Forward-looking areas like operations and IT diligence account for baseline status but often project in a speculative manner as to what it’s going to cost to deal with IT and what synergies will be obtained as operations and integrations move forward. I typically see that IT costs for integration are underestimated when compared to actual, and increased revenue potential of integration synergies is overestimated. When you later look at M&A results, you need to ask, “Were the surprising results bad diligence or bad execution?”

The time spent in diligence is limited and might result in limited information, so there certainly are issues with the ability of the providers to project precise numbers with confidence and accuracy. That said, a primary issue is the lack of post-close execution rigor in delivering on the expectations. In my experience, I find execution is most often where the problems occur – where potential goes unrealized.

FEI: Finally, what role do you see the finance function (CFOs, etc.) playing in the manufacturing industry this year? How will trade challenges and post-merger efforts affect their roles?

Schrock: I see CFOs as the leaders in organizations at executing on the corporate strategy. They’re so integral to almost everything, I feel their importance can’t be overstated here.

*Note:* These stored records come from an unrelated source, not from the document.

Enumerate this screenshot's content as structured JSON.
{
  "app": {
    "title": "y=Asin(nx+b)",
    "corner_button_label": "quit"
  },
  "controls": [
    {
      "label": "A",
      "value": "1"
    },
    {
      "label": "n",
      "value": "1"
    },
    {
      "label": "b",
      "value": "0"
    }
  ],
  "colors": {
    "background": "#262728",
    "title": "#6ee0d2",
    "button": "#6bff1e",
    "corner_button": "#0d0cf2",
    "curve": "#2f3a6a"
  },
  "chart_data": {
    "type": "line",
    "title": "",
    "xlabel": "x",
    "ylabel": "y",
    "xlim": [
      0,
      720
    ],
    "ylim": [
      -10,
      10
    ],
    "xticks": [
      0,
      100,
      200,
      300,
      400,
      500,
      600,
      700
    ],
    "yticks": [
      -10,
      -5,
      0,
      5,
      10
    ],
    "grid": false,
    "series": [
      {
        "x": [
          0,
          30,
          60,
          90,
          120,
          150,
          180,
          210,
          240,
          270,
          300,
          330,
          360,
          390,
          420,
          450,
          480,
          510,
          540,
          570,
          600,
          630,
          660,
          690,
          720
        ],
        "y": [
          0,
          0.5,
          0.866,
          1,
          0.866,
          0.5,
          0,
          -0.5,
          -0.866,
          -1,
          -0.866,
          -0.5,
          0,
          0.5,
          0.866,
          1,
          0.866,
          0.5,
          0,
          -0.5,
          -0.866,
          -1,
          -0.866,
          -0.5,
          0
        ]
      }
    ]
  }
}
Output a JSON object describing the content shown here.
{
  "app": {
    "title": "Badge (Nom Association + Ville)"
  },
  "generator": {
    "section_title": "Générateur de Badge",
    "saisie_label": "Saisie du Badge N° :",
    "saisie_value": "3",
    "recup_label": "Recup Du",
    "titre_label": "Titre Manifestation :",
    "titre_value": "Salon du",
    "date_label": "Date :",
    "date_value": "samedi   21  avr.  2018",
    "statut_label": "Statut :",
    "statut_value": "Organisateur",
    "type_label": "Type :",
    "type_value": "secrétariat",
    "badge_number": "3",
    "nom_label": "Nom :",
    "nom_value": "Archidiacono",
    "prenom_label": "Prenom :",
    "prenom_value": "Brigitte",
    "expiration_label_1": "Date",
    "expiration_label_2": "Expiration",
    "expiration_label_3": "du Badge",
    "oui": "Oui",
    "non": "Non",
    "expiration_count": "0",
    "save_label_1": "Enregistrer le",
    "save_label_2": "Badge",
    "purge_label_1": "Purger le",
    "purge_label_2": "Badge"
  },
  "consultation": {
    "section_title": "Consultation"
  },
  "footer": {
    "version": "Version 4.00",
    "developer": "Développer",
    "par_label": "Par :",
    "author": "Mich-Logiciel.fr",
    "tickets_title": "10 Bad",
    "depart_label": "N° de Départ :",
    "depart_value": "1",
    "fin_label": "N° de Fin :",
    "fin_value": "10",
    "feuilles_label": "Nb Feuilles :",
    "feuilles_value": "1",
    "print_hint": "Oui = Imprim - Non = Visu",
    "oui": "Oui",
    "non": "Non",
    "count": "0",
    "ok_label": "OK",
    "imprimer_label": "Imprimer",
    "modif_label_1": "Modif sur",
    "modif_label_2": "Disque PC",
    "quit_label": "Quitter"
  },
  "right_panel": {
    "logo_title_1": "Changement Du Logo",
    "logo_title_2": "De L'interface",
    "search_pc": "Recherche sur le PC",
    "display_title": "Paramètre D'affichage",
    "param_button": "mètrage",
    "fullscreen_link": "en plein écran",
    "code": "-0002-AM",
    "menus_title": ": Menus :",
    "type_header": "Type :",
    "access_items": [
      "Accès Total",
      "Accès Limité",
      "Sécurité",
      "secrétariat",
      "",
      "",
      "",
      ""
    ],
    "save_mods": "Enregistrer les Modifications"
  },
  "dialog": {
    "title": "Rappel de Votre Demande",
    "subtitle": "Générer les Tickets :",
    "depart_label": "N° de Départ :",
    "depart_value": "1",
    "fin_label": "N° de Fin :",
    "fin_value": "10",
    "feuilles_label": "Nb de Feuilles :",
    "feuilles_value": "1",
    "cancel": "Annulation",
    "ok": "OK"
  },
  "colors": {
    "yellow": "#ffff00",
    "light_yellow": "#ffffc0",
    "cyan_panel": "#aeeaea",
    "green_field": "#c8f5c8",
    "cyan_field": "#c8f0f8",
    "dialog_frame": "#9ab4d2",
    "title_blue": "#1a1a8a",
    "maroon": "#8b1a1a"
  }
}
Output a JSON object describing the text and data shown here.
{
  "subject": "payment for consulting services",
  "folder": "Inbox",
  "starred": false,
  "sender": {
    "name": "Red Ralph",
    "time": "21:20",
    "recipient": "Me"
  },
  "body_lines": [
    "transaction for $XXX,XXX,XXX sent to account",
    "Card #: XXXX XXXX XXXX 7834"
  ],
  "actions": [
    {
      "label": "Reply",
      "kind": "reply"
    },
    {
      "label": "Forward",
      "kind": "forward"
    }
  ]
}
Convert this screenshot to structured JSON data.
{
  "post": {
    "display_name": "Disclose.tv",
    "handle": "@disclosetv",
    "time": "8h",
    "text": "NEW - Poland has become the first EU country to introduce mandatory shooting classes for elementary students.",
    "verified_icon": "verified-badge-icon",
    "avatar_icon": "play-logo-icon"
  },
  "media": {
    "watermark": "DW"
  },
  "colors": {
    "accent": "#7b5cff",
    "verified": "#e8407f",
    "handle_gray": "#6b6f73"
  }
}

One of the things CFOs do great is helping to shine a light on this new reality that we’re dealing with. On the cost side they can communicate explicitly how the tariffs are affecting product costs and can put some pressure toward a drive for an alternative supply chain strategy. CFOs are vital to putting numbers on tariff impacts and forcing operations to make things happen.

On the sales side, CFOs also are extremely important. CFOs can create clear insight into the true margins across different product lines and customer segments with tariff impacts built into decision-making cost models. They can drive for a reevaluation of margins by Pareto stratification (e.g., C customers and C products get a 20% price increase, while A customers and A products stay flat). CFOs can be a real driver to having their organization simplify, focus, and improve profitability.
[1] U.S. Bureau of Labor Statistics, “All Employees, Manufacturing [MANEMP],” retrieved from FRED, Federal Reserve Bank of St. Louis, Dec. 24, 2019,; Heather Long, “U.S. Has Lost 5 Million manufacturing Jobs Since 2000,” CNN Business, March 29, 2016,
[2] U.S. Bureau of Labor Statistics, “All Employees, Manufacturing [MANEMP],” retrieved from FRED, Federal Reserve Bank of St. Louis, Dec. 24, 2019,